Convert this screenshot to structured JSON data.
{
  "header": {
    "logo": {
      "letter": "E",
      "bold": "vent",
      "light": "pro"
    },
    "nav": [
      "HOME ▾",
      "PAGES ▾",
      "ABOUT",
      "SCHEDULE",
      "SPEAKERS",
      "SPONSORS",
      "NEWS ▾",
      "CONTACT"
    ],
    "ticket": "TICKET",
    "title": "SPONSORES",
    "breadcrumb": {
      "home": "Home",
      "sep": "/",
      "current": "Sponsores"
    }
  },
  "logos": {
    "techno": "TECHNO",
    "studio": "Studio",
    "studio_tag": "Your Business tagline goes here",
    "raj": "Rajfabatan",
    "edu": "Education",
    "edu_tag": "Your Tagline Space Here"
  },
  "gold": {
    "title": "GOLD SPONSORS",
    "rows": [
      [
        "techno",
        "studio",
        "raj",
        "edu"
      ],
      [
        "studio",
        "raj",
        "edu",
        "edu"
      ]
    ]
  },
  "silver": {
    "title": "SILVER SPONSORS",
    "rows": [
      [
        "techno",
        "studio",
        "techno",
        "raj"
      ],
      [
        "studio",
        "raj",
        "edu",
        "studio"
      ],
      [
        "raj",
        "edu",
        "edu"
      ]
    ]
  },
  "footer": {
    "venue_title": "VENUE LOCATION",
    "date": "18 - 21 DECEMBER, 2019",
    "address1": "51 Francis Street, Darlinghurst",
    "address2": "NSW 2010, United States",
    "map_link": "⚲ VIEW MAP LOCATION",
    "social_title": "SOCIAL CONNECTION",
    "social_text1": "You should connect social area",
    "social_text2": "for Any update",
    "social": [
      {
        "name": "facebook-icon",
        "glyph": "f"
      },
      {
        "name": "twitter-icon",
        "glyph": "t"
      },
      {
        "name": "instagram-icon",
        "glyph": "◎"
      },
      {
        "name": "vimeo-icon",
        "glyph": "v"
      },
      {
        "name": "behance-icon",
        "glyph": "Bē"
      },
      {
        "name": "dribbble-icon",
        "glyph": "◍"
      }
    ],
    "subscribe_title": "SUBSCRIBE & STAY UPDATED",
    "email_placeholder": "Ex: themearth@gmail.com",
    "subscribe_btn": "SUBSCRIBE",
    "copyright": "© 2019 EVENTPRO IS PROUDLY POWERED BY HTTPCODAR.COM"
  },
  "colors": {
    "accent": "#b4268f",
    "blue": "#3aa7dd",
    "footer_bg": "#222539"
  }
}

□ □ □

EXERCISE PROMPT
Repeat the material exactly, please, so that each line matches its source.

PROBLEM SOLUTION
Convert this screenshot to structured JSON data.
{
  "header": {
    "logo": {
      "letter": "E",
      "bold": "vent",
      "light": "pro"
    },
    "nav": [
      "HOME ▾",
      "PAGES ▾",
      "ABOUT",
      "SCHEDULE",
      "SPEAKERS",
      "SPONSORS",
      "NEWS ▾",
      "CONTACT"
    ],
    "ticket": "TICKET",
    "title": "SPONSORES",
    "breadcrumb": {
      "home": "Home",
      "sep": "/",
      "current": "Sponsores"
    }
  },
  "logos": {
    "techno": "TECHNO",
    "studio": "Studio",
    "studio_tag": "Your Business tagline goes here",
    "raj": "Rajfabatan",
    "edu": "Education",
    "edu_tag": "Your Tagline Space Here"
  },
  "gold": {
    "title": "GOLD SPONSORS",
    "rows": [
      [
        "techno",
        "studio",
        "raj",
        "edu"
      ],
      [
        "studio",
        "raj",
        "edu",
        "edu"
      ]
    ]
  },
  "silver": {
    "title": "SILVER SPONSORS",
    "rows": [
      [
        "techno",
        "studio",
        "techno",
        "raj"
      ],
      [
        "studio",
        "raj",
        "edu",
        "studio"
      ],
      [
        "raj",
        "edu",
        "edu"
      ]
    ]
  },
  "footer": {
    "venue_title": "VENUE LOCATION",
    "date": "18 - 21 DECEMBER, 2019",
    "address1": "51 Francis Street, Darlinghurst",
    "address2": "NSW 2010, United States",
    "map_link": "⚲ VIEW MAP LOCATION",
    "social_title": "SOCIAL CONNECTION",
    "social_text1": "You should connect social area",
    "social_text2": "for Any update",
    "social": [
      {
        "name": "facebook-icon",
        "glyph": "f"
      },
      {
        "name": "twitter-icon",
        "glyph": "t"
      },
      {
        "name": "instagram-icon",
        "glyph": "◎"
      },
      {
        "name": "vimeo-icon",
        "glyph": "v"
      },
      {
        "name": "behance-icon",
        "glyph": "Bē"
      },
      {
        "name": "dribbble-icon",
        "glyph": "◍"
      }
    ],
    "subscribe_title": "SUBSCRIBE & STAY UPDATED",
    "email_placeholder": "Ex: themearth@gmail.com",
    "subscribe_btn": "SUBSCRIBE",
    "copyright": "© 2019 EVENTPRO IS PROUDLY POWERED BY HTTPCODAR.COM"
  },
  "colors": {
    "accent": "#b4268f",
    "blue": "#3aa7dd",
    "footer_bg": "#222539"
  }
}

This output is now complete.